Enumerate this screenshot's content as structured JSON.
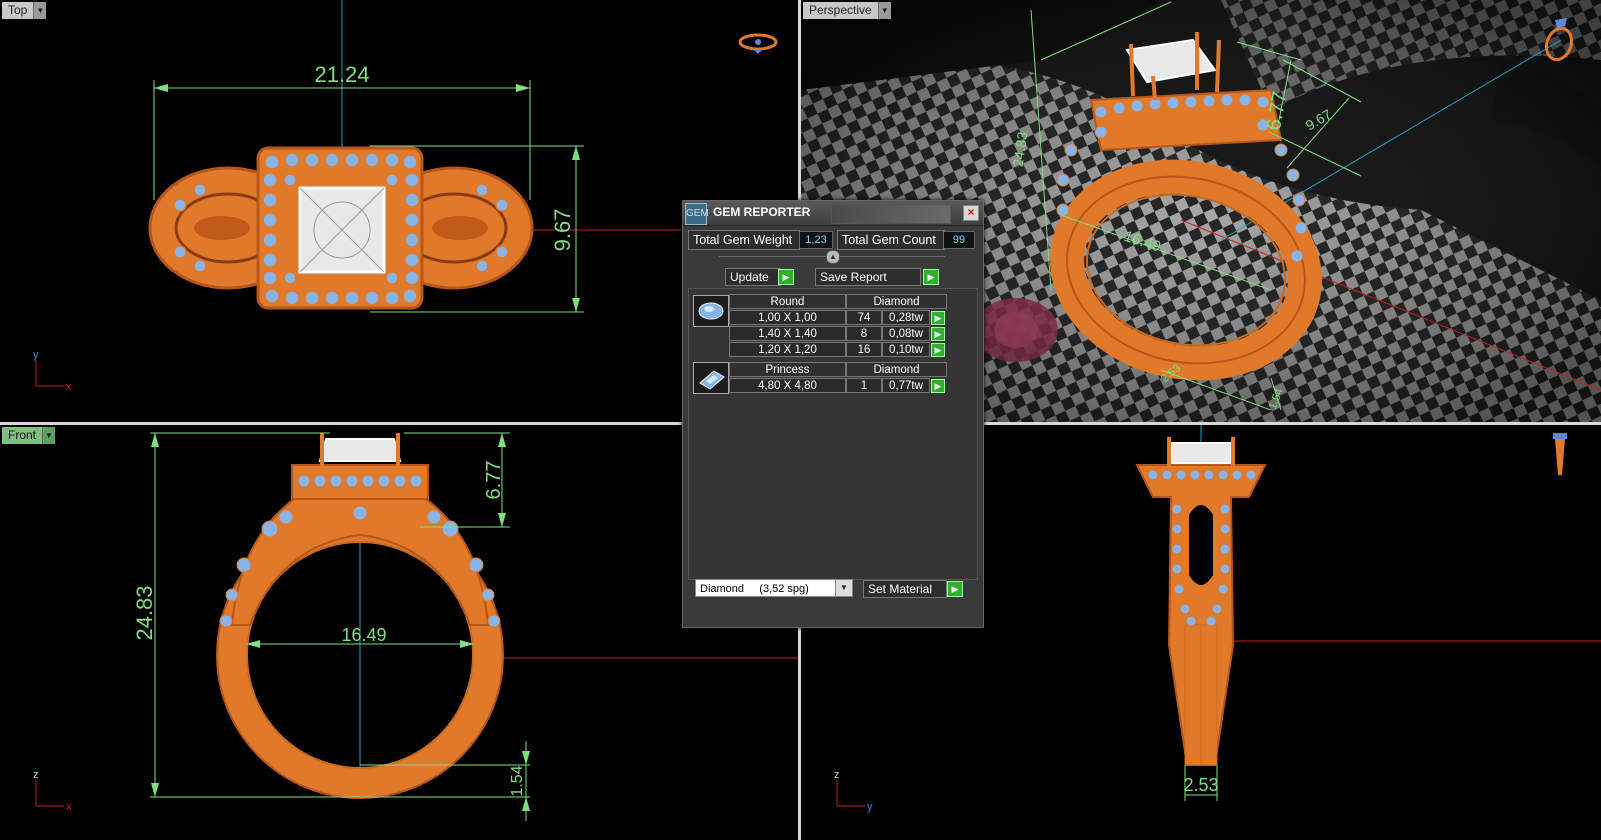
{
  "viewports": {
    "top": {
      "label": "Top",
      "dim_width": "21.24",
      "dim_height": "9.67",
      "axis_x": "x",
      "axis_y": "y"
    },
    "perspective": {
      "label": "Perspective",
      "dim_height": "6.77",
      "dim_length": "9.67",
      "dim_side": "24.83",
      "dim_inner": "16.49",
      "dim_shank": "2.53",
      "dim_base": "1.54"
    },
    "front": {
      "label": "Front",
      "dim_total": "24.83",
      "dim_head": "6.77",
      "dim_inner": "16.49",
      "dim_base": "1.54",
      "axis_x": "x",
      "axis_z": "z"
    },
    "right": {
      "dim_shank": "2.53",
      "axis_y": "y",
      "axis_z": "z"
    }
  },
  "gem_reporter": {
    "title": "GEM REPORTER",
    "logo": "GEM",
    "close_icon": "×",
    "total_weight_label": "Total Gem Weight",
    "total_weight_value": "1,23",
    "total_count_label": "Total Gem Count",
    "total_count_value": "99",
    "collapse_icon": "▲",
    "update_label": "Update",
    "save_report_label": "Save Report",
    "go_icon": "▶",
    "groups": [
      {
        "shape": "Round",
        "material": "Diamond",
        "icon": "round-gem-icon",
        "rows": [
          {
            "size": "1,00 X 1,00",
            "count": "74",
            "weight": "0,28tw"
          },
          {
            "size": "1,40 X 1,40",
            "count": "8",
            "weight": "0,08tw"
          },
          {
            "size": "1,20 X 1,20",
            "count": "16",
            "weight": "0,10tw"
          }
        ]
      },
      {
        "shape": "Princess",
        "material": "Diamond",
        "icon": "princess-gem-icon",
        "rows": [
          {
            "size": "4,80 X 4,80",
            "count": "1",
            "weight": "0,77tw"
          }
        ]
      }
    ],
    "material_select": "Diamond     (3,52 spg)",
    "set_material_label": "Set Material",
    "dropdown_icon": "▼"
  },
  "colors": {
    "gold": "#e07a2a",
    "gold_dark": "#b8561a",
    "gem_blue": "#8ab4e8",
    "dimension": "#80e080",
    "axis_red": "#c02020",
    "axis_cyan": "#20a0c0"
  }
}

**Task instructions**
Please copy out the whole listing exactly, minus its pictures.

**Response area**
Enumerate this screenshot's content as structured JSON.
{
  "viewports": {
    "top": {
      "label": "Top",
      "dim_width": "21.24",
      "dim_height": "9.67",
      "axis_x": "x",
      "axis_y": "y"
    },
    "perspective": {
      "label": "Perspective",
      "dim_height": "6.77",
      "dim_length": "9.67",
      "dim_side": "24.83",
      "dim_inner": "16.49",
      "dim_shank": "2.53",
      "dim_base": "1.54"
    },
    "front": {
      "label": "Front",
      "dim_total": "24.83",
      "dim_head": "6.77",
      "dim_inner": "16.49",
      "dim_base": "1.54",
      "axis_x": "x",
      "axis_z": "z"
    },
    "right": {
      "dim_shank": "2.53",
      "axis_y": "y",
      "axis_z": "z"
    }
  },
  "gem_reporter": {
    "title": "GEM REPORTER",
    "logo": "GEM",
    "close_icon": "×",
    "total_weight_label": "Total Gem Weight",
    "total_weight_value": "1,23",
    "total_count_label": "Total Gem Count",
    "total_count_value": "99",
    "collapse_icon": "▲",
    "update_label": "Update",
    "save_report_label": "Save Report",
    "go_icon": "▶",
    "groups": [
      {
        "shape": "Round",
        "material": "Diamond",
        "icon": "round-gem-icon",
        "rows": [
          {
            "size": "1,00 X 1,00",
            "count": "74",
            "weight": "0,28tw"
          },
          {
            "size": "1,40 X 1,40",
            "count": "8",
            "weight": "0,08tw"
          },
          {
            "size": "1,20 X 1,20",
            "count": "16",
            "weight": "0,10tw"
          }
        ]
      },
      {
        "shape": "Princess",
        "material": "Diamond",
        "icon": "princess-gem-icon",
        "rows": [
          {
            "size": "4,80 X 4,80",
            "count": "1",
            "weight": "0,77tw"
          }
        ]
      }
    ],
    "material_select": "Diamond     (3,52 spg)",
    "set_material_label": "Set Material",
    "dropdown_icon": "▼"
  },
  "colors": {
    "gold": "#e07a2a",
    "gold_dark": "#b8561a",
    "gem_blue": "#8ab4e8",
    "dimension": "#80e080",
    "axis_red": "#c02020",
    "axis_cyan": "#20a0c0"
  }
}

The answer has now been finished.